Dismiss Notice
Join Physics Forums Today!
The friendliest, high quality science and math community on the planet! Everyone who loves science is here!

Homework Help: Simple cosine expression NOT so simple!

  1. Mar 29, 2007 #1
    :grumpy:

    I am rediscovering my long lost "A" level maths and have been having lots of fun working on puzzles. Unfortunately, I seem to have hit something of a wall in the following simple expression that is repelling every attack I launch:

    f(x)=[tex]Sqrt[/tex](1+kcos(x))

    I have tried substituting x=arccos(w) and w=arccos(w/k), expressing things as logs, mungeing the equations I get, and a number of slightly more desperate attacks, but whatever I do to get rid of one term or provide something that can be cancelled out, a new problem pops up.

    I feel that there is a simple answer to this, but the more I look at it the less I can see the way forward.

    Any suggestions anyone?
     
    Last edited by a moderator: Mar 29, 2007
  2. jcsd
  3. Mar 29, 2007 #2

    Dick

    User Avatar
    Science Advisor
    Homework Helper

    What exactly do you want to do with f(x)?
     
  4. Mar 29, 2007 #3
    Ah! So absorbed by it, I've missed the most important bit!
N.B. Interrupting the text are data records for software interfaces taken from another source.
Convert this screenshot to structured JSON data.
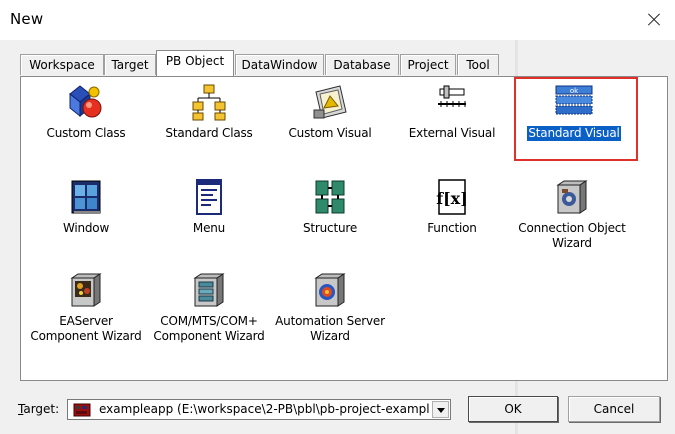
{
  "window": {
    "title": "New"
  },
  "tabs": [
    "Workspace",
    "Target",
    "PB Object",
    "DataWindow",
    "Database",
    "Project",
    "Tool"
  ],
  "active_tab": "PB Object",
  "items": [
    {
      "label": "Custom Class",
      "icon": "custom-class-icon"
    },
    {
      "label": "Standard Class",
      "icon": "standard-class-icon"
    },
    {
      "label": "Custom Visual",
      "icon": "custom-visual-icon"
    },
    {
      "label": "External Visual",
      "icon": "external-visual-icon"
    },
    {
      "label": "Standard Visual",
      "icon": "standard-visual-icon",
      "selected": true
    },
    {
      "label": "Window",
      "icon": "window-icon"
    },
    {
      "label": "Menu",
      "icon": "menu-icon"
    },
    {
      "label": "Structure",
      "icon": "structure-icon"
    },
    {
      "label": "Function",
      "icon": "function-icon"
    },
    {
      "label_lines": [
        "Connection Object",
        "Wizard"
      ],
      "icon": "connection-object-wizard-icon"
    },
    {
      "label_lines": [
        "EAServer",
        "Component Wizard"
      ],
      "icon": "easerver-component-wizard-icon"
    },
    {
      "label_lines": [
        "COM/MTS/COM+",
        "Component Wizard"
      ],
      "icon": "com-component-wizard-icon"
    },
    {
      "label_lines": [
        "Automation Server",
        "Wizard"
      ],
      "icon": "automation-server-wizard-icon"
    }
  ],
  "bottom": {
    "target_label": "Target:",
    "target_value": "exampleapp (E:\\workspace\\2-PB\\pbl\\pb-project-exampl",
    "ok_label": "OK",
    "cancel_label": "Cancel"
  },
  "colors": {
    "selection": "#0a60c4",
    "highlight_border": "#e0302a"
  }
}
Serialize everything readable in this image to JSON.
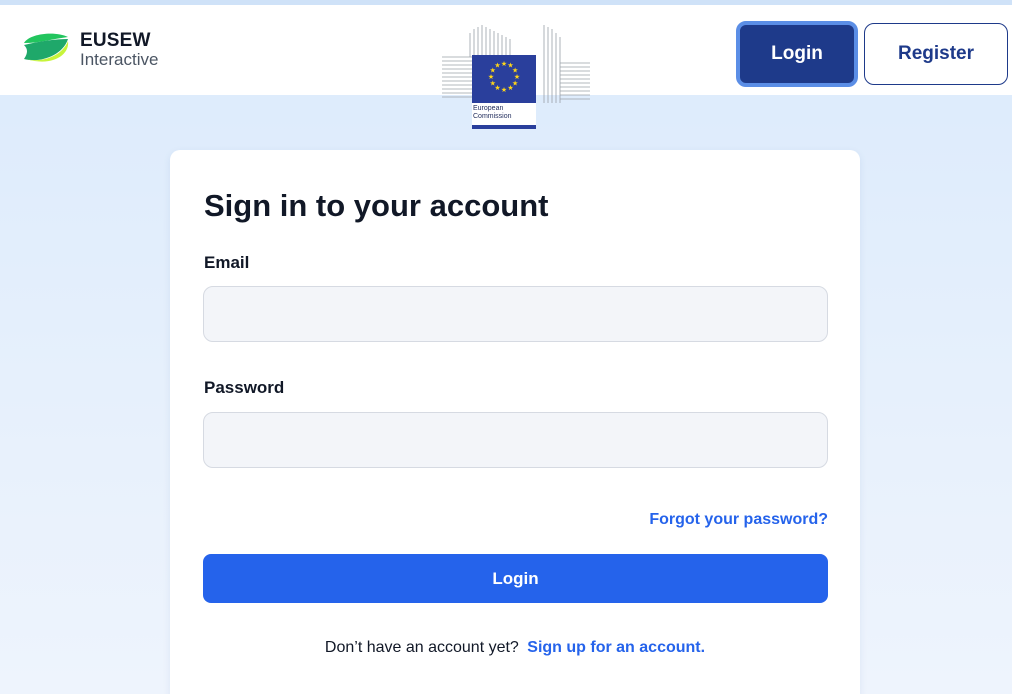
{
  "header": {
    "brand_title": "EUSEW",
    "brand_subtitle": "Interactive",
    "ec_logo_caption": "European Commission",
    "login_label": "Login",
    "register_label": "Register"
  },
  "form": {
    "title": "Sign in to your account",
    "email_label": "Email",
    "email_value": "",
    "password_label": "Password",
    "password_value": "",
    "forgot_label": "Forgot your password?",
    "submit_label": "Login",
    "signup_prompt": "Don’t have an account yet?",
    "signup_link": "Sign up for an account."
  },
  "colors": {
    "primary": "#2563eb",
    "navy": "#1e3a8a",
    "background": "#dbeafc",
    "brand_green": "#22c55e",
    "brand_lime": "#c7f43a",
    "eu_blue": "#2a3f9c",
    "eu_star": "#ffd617"
  }
}
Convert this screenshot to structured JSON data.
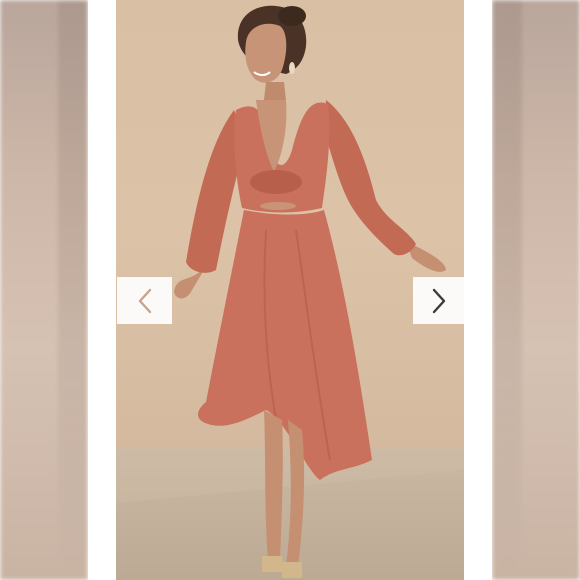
{
  "gallery": {
    "prev_icon": "chevron-left-icon",
    "next_icon": "chevron-right-icon",
    "prev_color": "#c9a48a",
    "next_color": "#3a3a3a"
  },
  "photo": {
    "dress_color": "#c9715d",
    "wall_color": "#dcc3a8"
  }
}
    I'm trying to integrate it to get the area under the curve between x=0 and x=pi
     
  5. Mar 29, 2007 #4
    Sorry, i couldn't get ur expression. is it (1+kcos(x))^(1/2)
     
  6. Mar 29, 2007 #5
    Yes it is - the root of (1+kcos(x))
     
  7. Mar 29, 2007 #6
    I don't think it has a solution made up entirely of elementary functions. Elliptic functions may be involved.
     
  8. Mar 29, 2007 #7
    I too struggled for it for 6-8 months. Its a kind of elliptic integral(which i didn't knew). u might be knowing. u can check it on an integrator at www.wolfram.com
     
  9. Mar 29, 2007 #8
    Gosh - what a great tip. I didn't know the integrator existed. Thank you.

    Having got the answer from Wolfram I'm kind of pleased that I hadn't missed an obvious solution.

    Thank you all.
     
Share this great discussion with others via Reddit, Google+, Twitter, or Facebook